_ABOUT THIS EXERCISE_. Filter the records below, keeping only lines with the string "Address".

= = = =

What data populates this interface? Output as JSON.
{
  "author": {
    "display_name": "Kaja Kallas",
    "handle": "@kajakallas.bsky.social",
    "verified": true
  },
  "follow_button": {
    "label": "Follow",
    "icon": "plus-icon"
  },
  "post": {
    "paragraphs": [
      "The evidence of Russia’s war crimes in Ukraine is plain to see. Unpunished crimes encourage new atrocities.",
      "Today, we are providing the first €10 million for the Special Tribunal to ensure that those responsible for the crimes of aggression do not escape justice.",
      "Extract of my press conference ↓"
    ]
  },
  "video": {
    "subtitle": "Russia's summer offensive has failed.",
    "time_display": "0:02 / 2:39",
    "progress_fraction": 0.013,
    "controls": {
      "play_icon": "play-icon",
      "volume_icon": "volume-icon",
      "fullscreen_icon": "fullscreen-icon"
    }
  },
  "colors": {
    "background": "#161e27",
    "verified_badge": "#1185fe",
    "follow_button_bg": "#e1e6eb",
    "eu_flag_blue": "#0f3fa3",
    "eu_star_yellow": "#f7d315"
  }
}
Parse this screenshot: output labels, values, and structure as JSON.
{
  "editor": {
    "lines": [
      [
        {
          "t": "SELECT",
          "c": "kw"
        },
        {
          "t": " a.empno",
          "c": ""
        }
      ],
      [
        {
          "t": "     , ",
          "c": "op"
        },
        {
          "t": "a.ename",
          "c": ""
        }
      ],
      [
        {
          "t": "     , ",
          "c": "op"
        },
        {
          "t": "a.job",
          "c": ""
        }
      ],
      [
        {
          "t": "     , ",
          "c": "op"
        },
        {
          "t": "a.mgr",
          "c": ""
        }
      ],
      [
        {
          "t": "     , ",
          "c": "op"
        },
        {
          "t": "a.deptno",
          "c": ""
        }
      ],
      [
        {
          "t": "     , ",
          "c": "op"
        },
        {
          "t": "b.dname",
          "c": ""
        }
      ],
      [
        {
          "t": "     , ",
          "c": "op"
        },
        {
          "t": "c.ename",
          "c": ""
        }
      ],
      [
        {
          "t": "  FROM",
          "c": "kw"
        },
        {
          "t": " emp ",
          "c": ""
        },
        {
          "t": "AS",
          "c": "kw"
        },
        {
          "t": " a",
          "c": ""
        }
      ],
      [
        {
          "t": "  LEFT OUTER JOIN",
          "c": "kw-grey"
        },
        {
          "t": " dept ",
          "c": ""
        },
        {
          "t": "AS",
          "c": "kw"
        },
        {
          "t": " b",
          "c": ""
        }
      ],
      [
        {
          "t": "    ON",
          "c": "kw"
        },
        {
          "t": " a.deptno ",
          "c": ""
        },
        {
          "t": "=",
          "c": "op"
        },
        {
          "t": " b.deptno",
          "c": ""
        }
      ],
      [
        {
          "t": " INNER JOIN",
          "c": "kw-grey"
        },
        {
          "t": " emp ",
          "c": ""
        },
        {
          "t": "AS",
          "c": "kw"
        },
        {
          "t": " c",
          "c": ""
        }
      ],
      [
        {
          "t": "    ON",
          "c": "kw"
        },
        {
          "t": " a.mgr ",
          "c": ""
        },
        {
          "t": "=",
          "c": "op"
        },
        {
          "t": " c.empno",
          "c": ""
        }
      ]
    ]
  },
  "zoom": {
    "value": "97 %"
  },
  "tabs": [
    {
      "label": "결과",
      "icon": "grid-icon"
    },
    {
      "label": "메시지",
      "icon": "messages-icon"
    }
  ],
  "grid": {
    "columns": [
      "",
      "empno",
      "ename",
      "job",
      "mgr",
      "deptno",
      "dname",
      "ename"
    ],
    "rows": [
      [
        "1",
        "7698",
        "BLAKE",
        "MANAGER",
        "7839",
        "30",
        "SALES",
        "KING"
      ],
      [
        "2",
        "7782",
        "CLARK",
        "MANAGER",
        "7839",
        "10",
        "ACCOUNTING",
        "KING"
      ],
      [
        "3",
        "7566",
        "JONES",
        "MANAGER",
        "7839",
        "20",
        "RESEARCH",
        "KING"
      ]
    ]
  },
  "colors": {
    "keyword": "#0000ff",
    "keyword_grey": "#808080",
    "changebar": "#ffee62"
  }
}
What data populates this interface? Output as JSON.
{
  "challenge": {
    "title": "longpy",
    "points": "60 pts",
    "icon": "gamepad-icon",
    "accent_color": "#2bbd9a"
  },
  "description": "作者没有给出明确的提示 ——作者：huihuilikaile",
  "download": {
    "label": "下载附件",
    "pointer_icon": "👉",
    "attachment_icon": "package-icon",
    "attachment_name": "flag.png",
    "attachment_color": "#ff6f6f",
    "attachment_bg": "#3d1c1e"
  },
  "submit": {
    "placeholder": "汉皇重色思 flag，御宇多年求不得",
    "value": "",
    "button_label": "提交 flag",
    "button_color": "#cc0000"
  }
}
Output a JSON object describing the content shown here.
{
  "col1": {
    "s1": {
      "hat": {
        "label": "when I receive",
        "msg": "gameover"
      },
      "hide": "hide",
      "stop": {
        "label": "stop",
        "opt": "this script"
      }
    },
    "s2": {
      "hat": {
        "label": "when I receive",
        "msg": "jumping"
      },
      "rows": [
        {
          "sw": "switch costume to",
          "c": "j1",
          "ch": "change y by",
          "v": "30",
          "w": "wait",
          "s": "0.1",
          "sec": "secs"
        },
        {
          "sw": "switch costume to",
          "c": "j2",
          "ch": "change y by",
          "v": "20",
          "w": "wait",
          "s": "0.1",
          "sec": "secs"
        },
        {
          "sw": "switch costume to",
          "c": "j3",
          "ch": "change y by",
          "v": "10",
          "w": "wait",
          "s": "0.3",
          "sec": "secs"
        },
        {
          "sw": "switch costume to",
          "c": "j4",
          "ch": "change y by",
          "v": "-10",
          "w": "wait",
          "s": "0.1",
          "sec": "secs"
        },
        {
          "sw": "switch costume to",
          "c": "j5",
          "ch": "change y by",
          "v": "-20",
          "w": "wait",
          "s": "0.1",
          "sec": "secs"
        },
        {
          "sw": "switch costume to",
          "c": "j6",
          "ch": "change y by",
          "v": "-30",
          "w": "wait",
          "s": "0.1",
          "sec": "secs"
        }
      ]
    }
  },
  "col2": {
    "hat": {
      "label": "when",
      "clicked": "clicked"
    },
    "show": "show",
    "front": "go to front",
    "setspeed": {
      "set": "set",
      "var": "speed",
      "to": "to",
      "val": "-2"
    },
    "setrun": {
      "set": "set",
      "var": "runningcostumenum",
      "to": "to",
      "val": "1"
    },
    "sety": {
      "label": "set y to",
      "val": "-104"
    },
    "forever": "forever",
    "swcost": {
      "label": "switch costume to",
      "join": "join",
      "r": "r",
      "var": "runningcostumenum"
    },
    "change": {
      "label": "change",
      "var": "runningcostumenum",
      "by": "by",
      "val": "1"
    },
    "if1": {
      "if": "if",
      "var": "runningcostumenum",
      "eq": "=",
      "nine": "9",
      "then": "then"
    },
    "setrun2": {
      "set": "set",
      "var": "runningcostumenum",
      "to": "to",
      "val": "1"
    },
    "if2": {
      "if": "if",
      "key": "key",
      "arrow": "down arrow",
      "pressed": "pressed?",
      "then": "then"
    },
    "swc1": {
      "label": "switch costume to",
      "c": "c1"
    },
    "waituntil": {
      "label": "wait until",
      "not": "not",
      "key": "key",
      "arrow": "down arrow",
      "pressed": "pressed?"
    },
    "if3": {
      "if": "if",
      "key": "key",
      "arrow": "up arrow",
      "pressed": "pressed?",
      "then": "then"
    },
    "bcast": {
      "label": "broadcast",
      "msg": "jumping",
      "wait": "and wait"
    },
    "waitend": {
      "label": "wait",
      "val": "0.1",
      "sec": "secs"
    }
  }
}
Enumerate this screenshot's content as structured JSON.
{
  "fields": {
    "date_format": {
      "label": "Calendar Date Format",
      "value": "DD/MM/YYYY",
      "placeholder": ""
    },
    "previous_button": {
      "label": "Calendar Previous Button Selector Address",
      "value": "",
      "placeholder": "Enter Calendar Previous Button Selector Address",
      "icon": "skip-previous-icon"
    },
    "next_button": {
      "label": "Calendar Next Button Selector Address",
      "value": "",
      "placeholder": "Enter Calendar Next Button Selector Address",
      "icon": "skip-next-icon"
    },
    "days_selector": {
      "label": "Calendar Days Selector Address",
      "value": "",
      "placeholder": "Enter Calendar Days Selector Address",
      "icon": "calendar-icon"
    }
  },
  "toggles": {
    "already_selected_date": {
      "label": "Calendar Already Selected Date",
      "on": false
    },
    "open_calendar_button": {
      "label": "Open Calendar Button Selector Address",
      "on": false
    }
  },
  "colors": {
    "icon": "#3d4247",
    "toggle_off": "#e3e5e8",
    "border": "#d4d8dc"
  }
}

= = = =

_PROBLEM SOLUTION_.
      "label": "Calendar Previous Button Selector Address",
      "placeholder": "Enter Calendar Previous Button Selector Address",
      "label": "Calendar Next Button Selector Address",
      "placeholder": "Enter Calendar Next Button Selector Address",
      "label": "Calendar Days Selector Address",
      "placeholder": "Enter Calendar Days Selector Address",
      "label": "Open Calendar Button Selector Address",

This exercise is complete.